Burning candles, bouquets of pink and red flowers, paintings and hundreds of messages at the entrance of a Pretoria hospital on Wednesday urged critically-ill former president Nelson Mandela to soldier on.
Well-wishers have consistently registered support for Mandela in different forms, transforming the Medi-Clinic Heart Hospital’s security wall into a miniature art gallery.
The celebrated anti-apartheid icon was admitted at the facility in the early hours of June 8 for a recurring lung infection.
The catalogue of presents, get-well-soon cards, mainly handwritten on cardboard, eclipsed the hospital’s signpost at the entrance on Celliers Street.
A card attached to a white teddy bear read: “Dearest Madiba. Thank you for everything you have done for our country. You are and will always be a true legend and a grandfather to all. From Alphonso Tania”.
Another read: “Tata Madiba, the Lord knows the plans of his children. May you get better, but even if you don’t, we will still love you as a nation. [From] Lwandile”.
Three candles were burning slowly near the messages. Many balloons, including several from a popular pizza outlet, were tied with ribbon onto bunches of flowers.
Security at the private hospital has been upscaled since Madiba was admitted.
After 5am on Wednesday, several police officers started screening vehicles entering the facility.
Despite the cold, scores of journalists from local and international media houses stayed outside the hospital.
Several broadcast vans still had their engines running. The news crews also set up generators for back up power.
Tshwane metro police officers parked near journalists on Celliers street. Numerous police patrol cars were also in the area.
Mandela’s home in Houghton was quiet on Wednesday morning, with police cars occasionally patrolling the area.
Around 1.10am three cars and one van from the Johannesburg metro police came down 4th Street, and turned into the street where Mandela’s house is located.
The van at the back of the patrol switched on its hazard lights, reversed and parked in the street in front of the gate before flashing its headlights.
About eight officers got out of the vehicles and had a discussion in front of the gate for 10 minutes before they all got back into the cars and drove off slowly.
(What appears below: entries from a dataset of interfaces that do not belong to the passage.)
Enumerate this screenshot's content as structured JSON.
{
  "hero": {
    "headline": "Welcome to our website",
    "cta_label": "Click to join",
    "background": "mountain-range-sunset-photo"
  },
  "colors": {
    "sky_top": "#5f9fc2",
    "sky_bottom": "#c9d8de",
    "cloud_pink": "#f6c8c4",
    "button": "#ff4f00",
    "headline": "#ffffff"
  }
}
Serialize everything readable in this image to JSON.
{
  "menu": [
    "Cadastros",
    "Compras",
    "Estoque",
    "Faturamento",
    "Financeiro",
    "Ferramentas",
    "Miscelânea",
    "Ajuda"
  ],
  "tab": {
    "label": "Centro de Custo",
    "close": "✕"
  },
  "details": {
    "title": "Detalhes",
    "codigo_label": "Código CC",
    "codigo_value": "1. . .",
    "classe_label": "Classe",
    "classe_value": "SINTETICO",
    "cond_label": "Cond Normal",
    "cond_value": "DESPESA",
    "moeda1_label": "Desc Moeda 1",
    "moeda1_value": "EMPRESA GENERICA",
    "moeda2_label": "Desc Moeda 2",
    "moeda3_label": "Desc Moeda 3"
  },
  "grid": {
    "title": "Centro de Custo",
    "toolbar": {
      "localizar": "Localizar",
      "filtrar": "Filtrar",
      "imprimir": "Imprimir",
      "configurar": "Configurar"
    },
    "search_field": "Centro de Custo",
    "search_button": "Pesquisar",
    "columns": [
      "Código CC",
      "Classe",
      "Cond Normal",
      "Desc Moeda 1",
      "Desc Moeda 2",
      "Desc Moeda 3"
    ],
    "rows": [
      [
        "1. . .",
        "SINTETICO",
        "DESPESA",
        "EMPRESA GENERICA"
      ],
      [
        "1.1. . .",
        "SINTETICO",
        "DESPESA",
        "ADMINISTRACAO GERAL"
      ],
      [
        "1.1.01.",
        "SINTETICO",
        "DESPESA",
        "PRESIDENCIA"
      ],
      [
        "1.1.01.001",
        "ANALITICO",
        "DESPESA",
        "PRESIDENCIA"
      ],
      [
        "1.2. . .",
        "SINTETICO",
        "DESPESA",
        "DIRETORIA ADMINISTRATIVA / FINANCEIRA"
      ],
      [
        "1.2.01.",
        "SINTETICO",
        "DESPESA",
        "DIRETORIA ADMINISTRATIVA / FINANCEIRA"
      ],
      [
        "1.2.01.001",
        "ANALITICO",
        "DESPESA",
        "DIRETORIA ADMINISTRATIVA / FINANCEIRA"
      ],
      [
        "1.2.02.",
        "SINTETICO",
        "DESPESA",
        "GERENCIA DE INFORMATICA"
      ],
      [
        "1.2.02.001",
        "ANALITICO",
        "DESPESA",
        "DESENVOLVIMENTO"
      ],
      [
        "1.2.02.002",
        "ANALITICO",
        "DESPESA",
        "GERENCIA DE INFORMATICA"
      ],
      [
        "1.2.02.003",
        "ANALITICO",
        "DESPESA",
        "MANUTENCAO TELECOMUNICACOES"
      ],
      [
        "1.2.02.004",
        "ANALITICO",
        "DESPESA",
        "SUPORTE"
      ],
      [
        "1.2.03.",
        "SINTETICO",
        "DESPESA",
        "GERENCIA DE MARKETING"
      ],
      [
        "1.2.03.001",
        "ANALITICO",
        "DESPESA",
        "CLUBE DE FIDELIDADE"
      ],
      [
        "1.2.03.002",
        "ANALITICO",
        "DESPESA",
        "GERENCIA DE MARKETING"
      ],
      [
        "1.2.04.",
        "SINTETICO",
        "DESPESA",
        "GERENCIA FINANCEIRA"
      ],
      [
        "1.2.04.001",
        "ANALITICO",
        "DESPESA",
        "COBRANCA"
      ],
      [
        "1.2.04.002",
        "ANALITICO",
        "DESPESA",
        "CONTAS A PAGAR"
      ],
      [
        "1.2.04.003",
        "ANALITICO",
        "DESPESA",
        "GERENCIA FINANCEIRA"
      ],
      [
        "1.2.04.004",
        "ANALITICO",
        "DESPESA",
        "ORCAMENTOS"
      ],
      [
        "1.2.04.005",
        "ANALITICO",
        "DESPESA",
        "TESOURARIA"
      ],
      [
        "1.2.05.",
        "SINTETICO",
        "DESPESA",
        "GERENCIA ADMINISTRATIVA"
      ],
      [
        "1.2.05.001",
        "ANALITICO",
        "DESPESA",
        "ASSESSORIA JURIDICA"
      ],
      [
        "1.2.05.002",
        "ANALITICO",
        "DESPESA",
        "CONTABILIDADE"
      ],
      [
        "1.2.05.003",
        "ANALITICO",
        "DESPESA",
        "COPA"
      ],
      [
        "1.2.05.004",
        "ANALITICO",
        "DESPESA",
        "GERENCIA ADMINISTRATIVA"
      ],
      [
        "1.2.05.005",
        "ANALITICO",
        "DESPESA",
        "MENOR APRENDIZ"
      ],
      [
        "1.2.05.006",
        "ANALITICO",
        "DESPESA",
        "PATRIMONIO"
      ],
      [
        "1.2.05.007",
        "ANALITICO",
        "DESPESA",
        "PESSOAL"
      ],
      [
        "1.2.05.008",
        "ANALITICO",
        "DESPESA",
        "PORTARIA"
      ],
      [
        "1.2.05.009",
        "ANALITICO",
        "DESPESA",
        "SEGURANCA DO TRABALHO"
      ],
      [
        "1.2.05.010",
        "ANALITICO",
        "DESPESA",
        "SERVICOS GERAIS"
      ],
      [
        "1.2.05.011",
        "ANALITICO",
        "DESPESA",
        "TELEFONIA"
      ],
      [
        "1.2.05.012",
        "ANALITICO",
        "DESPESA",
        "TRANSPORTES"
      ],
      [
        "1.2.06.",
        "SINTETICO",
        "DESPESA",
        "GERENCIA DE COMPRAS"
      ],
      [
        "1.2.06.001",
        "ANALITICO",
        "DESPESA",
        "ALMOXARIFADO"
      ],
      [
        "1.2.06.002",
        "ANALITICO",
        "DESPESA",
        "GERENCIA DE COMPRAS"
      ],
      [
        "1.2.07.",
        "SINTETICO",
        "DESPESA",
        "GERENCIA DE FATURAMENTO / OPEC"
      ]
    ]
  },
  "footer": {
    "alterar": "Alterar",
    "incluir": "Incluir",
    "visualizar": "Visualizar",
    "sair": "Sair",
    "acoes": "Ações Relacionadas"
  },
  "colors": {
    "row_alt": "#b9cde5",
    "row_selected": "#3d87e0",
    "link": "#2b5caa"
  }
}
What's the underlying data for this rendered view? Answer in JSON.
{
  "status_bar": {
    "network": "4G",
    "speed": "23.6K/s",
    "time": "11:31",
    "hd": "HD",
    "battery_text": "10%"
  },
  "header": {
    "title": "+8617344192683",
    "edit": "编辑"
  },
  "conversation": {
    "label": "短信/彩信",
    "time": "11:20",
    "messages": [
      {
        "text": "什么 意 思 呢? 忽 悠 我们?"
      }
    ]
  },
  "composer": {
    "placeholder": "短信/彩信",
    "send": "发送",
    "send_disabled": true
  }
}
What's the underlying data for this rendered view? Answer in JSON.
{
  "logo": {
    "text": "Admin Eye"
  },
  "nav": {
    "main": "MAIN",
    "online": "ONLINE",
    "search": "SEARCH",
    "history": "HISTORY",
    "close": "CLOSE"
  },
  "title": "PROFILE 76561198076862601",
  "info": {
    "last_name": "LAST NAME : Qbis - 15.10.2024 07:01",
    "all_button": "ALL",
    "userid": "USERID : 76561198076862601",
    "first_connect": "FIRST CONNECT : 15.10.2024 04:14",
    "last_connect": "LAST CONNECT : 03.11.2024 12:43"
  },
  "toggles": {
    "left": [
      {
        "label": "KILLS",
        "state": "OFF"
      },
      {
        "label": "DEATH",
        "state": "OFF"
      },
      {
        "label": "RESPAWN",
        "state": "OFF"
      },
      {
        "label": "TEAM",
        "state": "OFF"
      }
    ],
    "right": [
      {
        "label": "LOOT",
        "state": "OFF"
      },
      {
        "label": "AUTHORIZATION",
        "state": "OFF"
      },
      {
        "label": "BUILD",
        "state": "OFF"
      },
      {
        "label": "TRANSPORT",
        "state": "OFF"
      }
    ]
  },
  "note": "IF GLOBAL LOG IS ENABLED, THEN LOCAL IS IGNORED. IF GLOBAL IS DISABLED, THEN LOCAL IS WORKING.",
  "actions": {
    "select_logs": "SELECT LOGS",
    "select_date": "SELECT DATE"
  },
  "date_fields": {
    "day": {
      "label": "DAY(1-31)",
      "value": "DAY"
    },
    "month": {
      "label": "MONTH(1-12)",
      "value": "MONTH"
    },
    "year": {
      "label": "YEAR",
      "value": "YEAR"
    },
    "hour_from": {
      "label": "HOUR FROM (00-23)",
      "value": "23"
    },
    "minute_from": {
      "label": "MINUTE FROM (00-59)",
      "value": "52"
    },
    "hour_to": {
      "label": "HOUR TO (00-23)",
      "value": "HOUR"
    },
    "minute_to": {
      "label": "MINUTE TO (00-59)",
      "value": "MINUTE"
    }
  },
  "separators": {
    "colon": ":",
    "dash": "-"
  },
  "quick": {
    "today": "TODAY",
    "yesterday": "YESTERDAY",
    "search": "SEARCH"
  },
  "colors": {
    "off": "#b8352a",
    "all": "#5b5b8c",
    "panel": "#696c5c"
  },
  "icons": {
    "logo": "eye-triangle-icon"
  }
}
Many Mandela family members, politicians, socialites and religious leaders had visited Madiba at the hospital after he was admitted for a recurring lung infection on June 8.
On Tuesday, Defence Minister Nosiviwe Mapisa-Nqakula and Pumla-Makaziwe Mandela visited the Medi-Clinic Heart hospital, in Arcadia, east of Pretoria.
Mapisa-Nqakula arrived in a black Mercedes-Benz with blue flashing police lights shortly before 7pm.
Minutes earlier Mandela’s eldest daughter, Pumla Makaziwe-Mandela, and his granddaughters Tukwini and Ndileka Mandela, arrived at the hospital in a red Range Rover.
Shortly before their arrival, Anglican Archbishop of Cape Town Thabo Makgoba left the hospital.
Madiba’s step-daughter Jozina Machel was also at the hospital.
Controversial businessman Kenny Kunene arrived at the hospital’s Celliers street entrance to place flowers and speak to the media.
After Kunene’s visit, more Pretoria metro police officers arrived at the entry point.
They cordoned off Celliers Street where it meets with Park Street.
Tshwane mayor Kgosientso Ramokgopa arrived to check on the police officers and left after a brief discussion with them.
Earlier on Tuesday, the presidency confirmed that Mandela remained in a critical condition.
“[Mandela’s] condition remains unchanged in hospital, and doctors continue to do their best to ensure his recovery, wellbeing, and comfort,” spokesman Mac Maharaj said in a statement. – Sapa